**Task directions**
Reproduce the entries. Match every word.

**Data excerpts**

__________________________________________________

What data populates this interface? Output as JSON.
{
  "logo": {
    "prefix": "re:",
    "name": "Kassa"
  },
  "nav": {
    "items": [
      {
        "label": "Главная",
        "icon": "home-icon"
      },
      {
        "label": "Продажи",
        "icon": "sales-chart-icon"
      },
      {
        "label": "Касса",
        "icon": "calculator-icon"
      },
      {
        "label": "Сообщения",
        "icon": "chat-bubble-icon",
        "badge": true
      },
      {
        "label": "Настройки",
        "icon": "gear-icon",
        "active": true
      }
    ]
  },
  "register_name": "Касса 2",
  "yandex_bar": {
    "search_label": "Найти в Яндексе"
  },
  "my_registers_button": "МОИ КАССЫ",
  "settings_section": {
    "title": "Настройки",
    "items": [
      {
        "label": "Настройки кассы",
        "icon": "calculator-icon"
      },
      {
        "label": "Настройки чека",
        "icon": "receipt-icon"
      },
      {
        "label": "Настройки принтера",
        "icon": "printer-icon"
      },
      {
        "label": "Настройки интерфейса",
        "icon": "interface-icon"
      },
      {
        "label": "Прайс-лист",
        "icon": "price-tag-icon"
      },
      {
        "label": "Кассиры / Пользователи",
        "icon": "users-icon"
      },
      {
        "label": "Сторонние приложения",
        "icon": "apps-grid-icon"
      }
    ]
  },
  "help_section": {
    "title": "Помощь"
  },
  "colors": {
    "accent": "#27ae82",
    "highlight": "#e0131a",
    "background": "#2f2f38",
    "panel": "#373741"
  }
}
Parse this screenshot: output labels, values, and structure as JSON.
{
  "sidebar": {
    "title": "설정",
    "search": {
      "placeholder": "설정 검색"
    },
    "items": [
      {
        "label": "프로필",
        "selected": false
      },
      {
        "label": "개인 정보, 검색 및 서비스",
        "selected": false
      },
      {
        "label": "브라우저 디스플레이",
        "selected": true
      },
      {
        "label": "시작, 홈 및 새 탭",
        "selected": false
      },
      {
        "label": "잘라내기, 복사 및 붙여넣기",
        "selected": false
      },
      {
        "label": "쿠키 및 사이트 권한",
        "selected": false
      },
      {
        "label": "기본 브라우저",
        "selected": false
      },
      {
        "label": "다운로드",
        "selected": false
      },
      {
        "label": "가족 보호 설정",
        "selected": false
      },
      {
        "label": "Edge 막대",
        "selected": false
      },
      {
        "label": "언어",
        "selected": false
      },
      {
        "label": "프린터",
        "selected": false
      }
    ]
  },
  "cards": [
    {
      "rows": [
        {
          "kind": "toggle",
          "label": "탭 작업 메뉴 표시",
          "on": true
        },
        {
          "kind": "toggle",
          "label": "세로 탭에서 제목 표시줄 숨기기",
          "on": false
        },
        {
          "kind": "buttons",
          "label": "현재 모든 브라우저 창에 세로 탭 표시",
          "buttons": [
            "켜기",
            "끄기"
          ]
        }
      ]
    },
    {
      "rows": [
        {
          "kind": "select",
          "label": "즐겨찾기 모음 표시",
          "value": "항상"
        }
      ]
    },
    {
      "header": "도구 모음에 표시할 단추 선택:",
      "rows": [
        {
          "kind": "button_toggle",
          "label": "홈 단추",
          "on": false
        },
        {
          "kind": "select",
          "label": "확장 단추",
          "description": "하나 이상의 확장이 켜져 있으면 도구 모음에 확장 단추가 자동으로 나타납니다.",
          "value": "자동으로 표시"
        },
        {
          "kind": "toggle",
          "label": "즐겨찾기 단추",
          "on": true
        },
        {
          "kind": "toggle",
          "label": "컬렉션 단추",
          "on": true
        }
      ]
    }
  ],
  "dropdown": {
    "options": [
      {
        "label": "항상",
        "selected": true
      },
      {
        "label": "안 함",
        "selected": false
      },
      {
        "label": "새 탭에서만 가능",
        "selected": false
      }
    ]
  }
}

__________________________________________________

**Answer to the problem**
What data populates this interface? Output as JSON.
{
  "logo": {
    "prefix": "re:",
    "name": "Kassa"
  },
  "nav": {
    "items": [
      {
        "label": "Главная",
        "icon": "home-icon"
      },
      {
        "label": "Продажи",
        "icon": "sales-chart-icon"
      },
      {
        "label": "Касса",
        "icon": "calculator-icon"
      },
      {
        "label": "Сообщения",
        "icon": "chat-bubble-icon",
        "badge": true
      },
      {
        "label": "Настройки",
        "icon": "gear-icon",
        "active": true
      }
    ]
  },
  "register_name": "Касса 2",
  "yandex_bar": {
    "search_label": "Найти в Яндексе"
  },
  "my_registers_button": "МОИ КАССЫ",
  "settings_section": {
    "title": "Настройки",
    "items": [
      {
        "label": "Настройки кассы",
        "icon": "calculator-icon"
      },
      {
        "label": "Настройки чека",
        "icon": "receipt-icon"
      },
      {
        "label": "Настройки принтера",
        "icon": "printer-icon"
      },
      {
        "label": "Настройки интерфейса",
        "icon": "interface-icon"
      },
      {
        "label": "Прайс-лист",
        "icon": "price-tag-icon"
      },
      {
        "label": "Кассиры / Пользователи",
        "icon": "users-icon"
      },
      {
        "label": "Сторонние приложения",
        "icon": "apps-grid-icon"
      }
    ]
  },
  "help_section": {
    "title": "Помощь"
  },
  "colors": {
    "accent": "#27ae82",
    "highlight": "#e0131a",
    "background": "#2f2f38",
    "panel": "#373741"
  }
}
Parse this screenshot: output labels, values, and structure as JSON.
{
  "sidebar": {
    "title": "설정",
    "search": {
      "placeholder": "설정 검색"
    },
    "items": [
      {
        "label": "프로필",
        "selected": false
      },
      {
        "label": "개인 정보, 검색 및 서비스",
        "selected": false
      },
      {
        "label": "브라우저 디스플레이",
        "selected": true
      },
      {
        "label": "시작, 홈 및 새 탭",
        "selected": false
      },
      {
        "label": "잘라내기, 복사 및 붙여넣기",
        "selected": false
      },
      {
        "label": "쿠키 및 사이트 권한",
        "selected": false
      },
      {
        "label": "기본 브라우저",
        "selected": false
      },
      {
        "label": "다운로드",
        "selected": false
      },
      {
        "label": "가족 보호 설정",
        "selected": false
      },
      {
        "label": "Edge 막대",
        "selected": false
      },
      {
        "label": "언어",
        "selected": false
      },
      {
        "label": "프린터",
        "selected": false
      }
    ]
  },
  "cards": [
    {
      "rows": [
        {
          "kind": "toggle",
          "label": "탭 작업 메뉴 표시",
          "on": true
        },
        {
          "kind": "toggle",
          "label": "세로 탭에서 제목 표시줄 숨기기",
          "on": false
        },
        {
          "kind": "buttons",
          "label": "현재 모든 브라우저 창에 세로 탭 표시",
          "buttons": [
            "켜기",
            "끄기"
          ]
        }
      ]
    },
    {
      "rows": [
        {
          "kind": "select",
          "label": "즐겨찾기 모음 표시",
          "value": "항상"
        }
      ]
    },
    {
      "header": "도구 모음에 표시할 단추 선택:",
      "rows": [
        {
          "kind": "button_toggle",
          "label": "홈 단추",
          "on": false
        },
        {
          "kind": "select",
          "label": "확장 단추",
          "description": "하나 이상의 확장이 켜져 있으면 도구 모음에 확장 단추가 자동으로 나타납니다.",
          "value": "자동으로 표시"
        },
        {
          "kind": "toggle",
          "label": "즐겨찾기 단추",
          "on": true
        },
        {
          "kind": "toggle",
          "label": "컬렉션 단추",
          "on": true
        }
      ]
    }
  ],
  "dropdown": {
    "options": [
      {
        "label": "항상",
        "selected": true
      },
      {
        "label": "안 함",
        "selected": false
      },
      {
        "label": "새 탭에서만 가능",
        "selected": false
      }
    ]
  }
}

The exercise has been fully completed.